Another rinse, boil and dry method. Sometimes when you buy seashells there is a gunk inside from the mollusk that had inhabited it, other times there is just dust or bits of seashell. Even if there is no noticeable gunk inside it is always best to sterilize the shells before offering them, and perhaps leaving a small amount of water in the shell if placed ‘hole upright’. I always start off by tapping the shell against the driftwood after making sure there isn’t a hermie inside. (it is always best to do an antenna count befor boiling any shells that have come out of the tank) Any substrate or bits that sometimes get caught inside the spirals are dumped into a ‘refuse’ bucket and then I rinse the shells and soak for a while, ready for boiling afterward. Sometimes if the shell is relatively clean I pour boiling water into a heatproof container (like Pyrex) filled with some shells, then repeat a few times after rinsing.

Climbing Toys

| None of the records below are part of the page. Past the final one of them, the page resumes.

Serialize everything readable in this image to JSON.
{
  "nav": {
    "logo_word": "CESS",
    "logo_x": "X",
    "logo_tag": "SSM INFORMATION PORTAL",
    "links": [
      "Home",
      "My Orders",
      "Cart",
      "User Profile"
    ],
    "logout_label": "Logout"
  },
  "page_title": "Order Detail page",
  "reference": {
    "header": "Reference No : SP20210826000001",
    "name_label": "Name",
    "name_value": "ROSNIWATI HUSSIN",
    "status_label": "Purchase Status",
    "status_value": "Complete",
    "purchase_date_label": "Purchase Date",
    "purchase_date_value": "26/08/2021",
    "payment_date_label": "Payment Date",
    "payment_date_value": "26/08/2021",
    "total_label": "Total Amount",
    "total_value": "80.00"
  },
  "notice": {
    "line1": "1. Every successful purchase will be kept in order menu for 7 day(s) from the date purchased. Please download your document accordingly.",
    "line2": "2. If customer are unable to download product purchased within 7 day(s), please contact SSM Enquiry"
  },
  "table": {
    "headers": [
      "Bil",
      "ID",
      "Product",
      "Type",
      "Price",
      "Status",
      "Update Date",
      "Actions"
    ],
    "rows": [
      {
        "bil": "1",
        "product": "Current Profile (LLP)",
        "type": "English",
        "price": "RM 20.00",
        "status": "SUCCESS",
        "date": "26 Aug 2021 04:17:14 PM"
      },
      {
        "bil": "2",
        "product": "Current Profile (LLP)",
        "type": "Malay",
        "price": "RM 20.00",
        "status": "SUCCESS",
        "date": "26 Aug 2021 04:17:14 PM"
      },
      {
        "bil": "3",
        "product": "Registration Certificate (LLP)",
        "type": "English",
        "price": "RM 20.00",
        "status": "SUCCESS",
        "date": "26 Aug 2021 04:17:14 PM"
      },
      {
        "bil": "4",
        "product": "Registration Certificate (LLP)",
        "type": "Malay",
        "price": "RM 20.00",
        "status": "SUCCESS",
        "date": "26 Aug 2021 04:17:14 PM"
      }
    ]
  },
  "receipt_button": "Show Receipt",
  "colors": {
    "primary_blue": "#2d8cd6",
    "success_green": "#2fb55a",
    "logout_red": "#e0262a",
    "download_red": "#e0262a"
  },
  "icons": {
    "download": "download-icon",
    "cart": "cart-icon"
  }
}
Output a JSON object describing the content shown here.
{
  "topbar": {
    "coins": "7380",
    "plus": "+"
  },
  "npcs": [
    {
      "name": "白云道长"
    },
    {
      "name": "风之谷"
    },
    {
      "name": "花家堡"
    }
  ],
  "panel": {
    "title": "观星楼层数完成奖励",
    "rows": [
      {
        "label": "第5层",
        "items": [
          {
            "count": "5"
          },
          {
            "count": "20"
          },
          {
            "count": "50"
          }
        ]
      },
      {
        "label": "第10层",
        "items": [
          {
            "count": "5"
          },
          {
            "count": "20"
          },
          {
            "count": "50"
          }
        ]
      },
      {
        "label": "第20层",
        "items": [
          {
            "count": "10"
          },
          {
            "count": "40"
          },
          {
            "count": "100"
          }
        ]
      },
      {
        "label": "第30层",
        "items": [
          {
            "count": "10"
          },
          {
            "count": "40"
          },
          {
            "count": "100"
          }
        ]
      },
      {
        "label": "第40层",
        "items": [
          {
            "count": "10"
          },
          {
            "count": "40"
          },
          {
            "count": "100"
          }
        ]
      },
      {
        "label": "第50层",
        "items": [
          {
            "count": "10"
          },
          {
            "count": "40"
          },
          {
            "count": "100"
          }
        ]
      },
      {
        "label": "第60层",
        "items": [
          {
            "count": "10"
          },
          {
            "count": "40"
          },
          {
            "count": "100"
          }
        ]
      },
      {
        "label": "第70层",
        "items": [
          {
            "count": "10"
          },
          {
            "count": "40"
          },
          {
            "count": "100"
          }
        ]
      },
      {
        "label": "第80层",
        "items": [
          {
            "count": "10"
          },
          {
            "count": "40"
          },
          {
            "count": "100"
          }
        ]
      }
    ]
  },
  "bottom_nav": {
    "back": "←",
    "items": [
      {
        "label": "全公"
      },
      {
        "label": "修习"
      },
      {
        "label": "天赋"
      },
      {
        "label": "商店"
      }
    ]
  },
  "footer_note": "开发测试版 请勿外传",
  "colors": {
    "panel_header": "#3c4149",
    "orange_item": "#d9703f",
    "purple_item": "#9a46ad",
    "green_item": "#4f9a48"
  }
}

If made of wood I often rinse and either place in the microwave or sit in the sun to dry out. Some crabbers like to soak the wood before placing in a microwave in case the wood catches fire (yes it has happened before) and still others like to place the item within a plastic bag so that the steam actually helps to sterilize the wood and keep it moist, rather than evaporating off and leaving the wood too dry and thus catching fire on thin pieces.

If made of plastic, you want to be careful with the preparation method. Most plastic items are not boil friendly and definitely not bake friendly, so I often just pour some ‘recently boiled’ water onto them and let them soak for a bit

Water and Food Dishes

During the daily regime of removing the food and water dishes to replenish, I always empty excess or old food into a plastic bag-lined bucket/container and scrape with a piece of shell or plastic spoon, then wash them in water that is rather hot and with a drop of Tap Water Conditioner (or other dechlorinator) and set them to dry, either outside or on the windowsill. The ZooMed ReptiRock water dishes I use often develop a layer of ‘scum’ or residue from the bathing of the hermit crabs


Boil water and then pour it over the coral and let it sit for a while, especially if it has been bleached to whiteness and there is the faint smell of chlorine. After washing the coral, some have also baked it in the oven on a cookie sheet. Hermit Crabs often eat the coral and they definitely love to climb all over it. Try to be careful with the coral while cleaning as it is fairly fragile and usually expensive.

Plastic Item

Items such as Dwarf RunAbout exercise balls, feeding syringes, tank items and everything plastic that isn’t microwave proof should be treated with boiling water and left to sit, then rinsed and dried. If you have used it in the tank with damp sand or gravel or foodstuffs, it is often a good idea to add a little bit of vinegar and/or salt but make sure to rinse well before returning to the tank or using again. Whatever you do, don’t boil the exercise balls, or you will need to buy more.

Resin Items

Resin Items should be treated similarly as Plastic Items, especially if they are delicate. Because they are usually artificial rock or wood they are usually pretty easy to clean. You can use a scrubbing brush to get into small parts with any gunk, and remember to check for dust on a regular basis.